Gramma hated to see anyone as nice as Mr. Humphrey spend Sunday alone. So, unless he had somewhere else to be, he’d always come by after church and in the evenings after dinner share his frontier stories (he was a historian in his own right.) Once he gave me a signed copy of a book about the early pioneers and the Gold Rush that he’d had published. He fancied himself the Kenneth Roberts of the West. He was a talented writer, to be sure.
Of course, not all the memories of this house are good.
Family reunions were held every summer up until the year gramps died, and while they were fun for the most part, I hated bumping into uncle Morris. He was a creep. Upon gramps death, 10 years ago, Morris inherited the house and its 25 acre property. Let’s see, ol’ miser Morris would have been in his mid-fifties, I guess. He’d had no children. Never been married, in fact, so had no incentive to keep the place going. He was the black sheep of the family with the energy of a sloth and consequently let the place run down. He lived like a hermit.

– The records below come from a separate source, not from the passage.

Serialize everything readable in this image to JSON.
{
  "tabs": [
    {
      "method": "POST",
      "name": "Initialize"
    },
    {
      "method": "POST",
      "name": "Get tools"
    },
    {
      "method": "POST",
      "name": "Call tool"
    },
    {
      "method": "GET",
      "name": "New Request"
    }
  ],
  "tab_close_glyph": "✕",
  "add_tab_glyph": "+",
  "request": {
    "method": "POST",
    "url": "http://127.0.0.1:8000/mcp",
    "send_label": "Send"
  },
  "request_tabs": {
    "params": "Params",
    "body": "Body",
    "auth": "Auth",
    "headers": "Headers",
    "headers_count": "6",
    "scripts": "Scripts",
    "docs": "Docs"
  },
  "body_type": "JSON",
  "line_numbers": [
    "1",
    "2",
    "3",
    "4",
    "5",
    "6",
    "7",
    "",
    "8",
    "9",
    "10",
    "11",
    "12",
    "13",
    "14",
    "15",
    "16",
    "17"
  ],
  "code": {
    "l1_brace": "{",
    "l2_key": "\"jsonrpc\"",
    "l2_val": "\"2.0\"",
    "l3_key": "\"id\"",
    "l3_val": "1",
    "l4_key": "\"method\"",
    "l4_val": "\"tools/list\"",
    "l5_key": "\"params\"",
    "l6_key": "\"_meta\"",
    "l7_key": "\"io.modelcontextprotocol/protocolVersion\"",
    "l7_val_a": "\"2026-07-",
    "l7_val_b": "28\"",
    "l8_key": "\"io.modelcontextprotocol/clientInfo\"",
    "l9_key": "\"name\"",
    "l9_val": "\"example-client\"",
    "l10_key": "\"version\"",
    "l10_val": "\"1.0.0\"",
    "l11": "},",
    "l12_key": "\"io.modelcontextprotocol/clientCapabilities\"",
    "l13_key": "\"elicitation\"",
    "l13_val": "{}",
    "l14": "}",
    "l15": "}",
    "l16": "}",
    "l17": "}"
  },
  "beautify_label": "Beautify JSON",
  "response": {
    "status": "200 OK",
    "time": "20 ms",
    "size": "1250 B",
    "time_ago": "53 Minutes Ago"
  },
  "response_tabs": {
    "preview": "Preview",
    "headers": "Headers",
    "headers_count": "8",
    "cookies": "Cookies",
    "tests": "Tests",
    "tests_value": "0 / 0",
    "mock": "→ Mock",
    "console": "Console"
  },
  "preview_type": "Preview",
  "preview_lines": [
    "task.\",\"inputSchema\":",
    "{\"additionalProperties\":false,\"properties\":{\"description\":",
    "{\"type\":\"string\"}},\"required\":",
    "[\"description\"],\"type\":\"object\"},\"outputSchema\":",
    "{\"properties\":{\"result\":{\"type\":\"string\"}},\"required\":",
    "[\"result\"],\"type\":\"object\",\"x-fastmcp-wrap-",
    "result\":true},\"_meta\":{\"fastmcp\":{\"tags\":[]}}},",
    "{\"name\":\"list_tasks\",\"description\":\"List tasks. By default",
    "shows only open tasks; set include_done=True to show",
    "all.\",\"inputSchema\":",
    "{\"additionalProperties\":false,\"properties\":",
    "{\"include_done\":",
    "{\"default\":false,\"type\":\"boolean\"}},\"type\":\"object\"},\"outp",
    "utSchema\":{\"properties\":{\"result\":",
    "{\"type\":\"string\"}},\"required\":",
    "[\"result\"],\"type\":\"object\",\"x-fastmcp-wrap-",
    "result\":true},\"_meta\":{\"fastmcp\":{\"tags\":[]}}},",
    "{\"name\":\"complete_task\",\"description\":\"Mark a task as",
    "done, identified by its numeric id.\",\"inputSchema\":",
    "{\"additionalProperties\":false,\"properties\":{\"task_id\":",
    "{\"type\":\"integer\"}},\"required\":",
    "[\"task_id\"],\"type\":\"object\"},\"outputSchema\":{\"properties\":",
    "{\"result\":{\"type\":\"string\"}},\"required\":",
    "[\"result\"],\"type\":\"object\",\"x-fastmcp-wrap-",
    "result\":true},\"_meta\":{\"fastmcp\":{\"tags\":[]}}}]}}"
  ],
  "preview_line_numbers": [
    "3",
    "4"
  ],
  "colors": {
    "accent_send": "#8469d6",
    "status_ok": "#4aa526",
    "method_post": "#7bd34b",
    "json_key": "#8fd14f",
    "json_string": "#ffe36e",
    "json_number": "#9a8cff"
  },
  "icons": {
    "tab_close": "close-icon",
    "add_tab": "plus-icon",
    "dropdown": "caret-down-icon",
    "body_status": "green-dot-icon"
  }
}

I never liked him. He was mean to my mother, his sister, and gave me the willies. I never wanted to be left alone with him when I was young, and discovered all kinds of excuses to lock myself in my bedroom to write in my journal when he came to visit. He was the one person who stood between me and care-free summers with gramps and gramma.
So, I haven’t been back here since gramps died and I’m not surprised to stand here and see the once beautiful house in such decrepit condition.
It’s for sale. Uncle Morris died last month without a will and the property must be sold to cover his heavy debt load, though what he spent his (gramps’) money on I can’t begin to guess.
My husband and I have talked about buying the property to keep it in the family. This old house is too far gone now to be saved, so we’d have to raze it and build another. That wouldn’t be so bad.
All topics that hover at a rather deep, and uncomfortable, level for me.
In my blog Eyes to Heart I tackled the subject of “abandoned” as far as I dare take it.
A couple of days ago in this blog I started writing about the “Twilight Zone” but couldn’t finish. Maybe I will as the week (or year) progresses and I can find a way to reconcile the many heavy themes that popped out of the ether and onto the page.
With this free writing challenge it appears the bewilderment of being abandoned and standing in that twilight zone have come to the fore.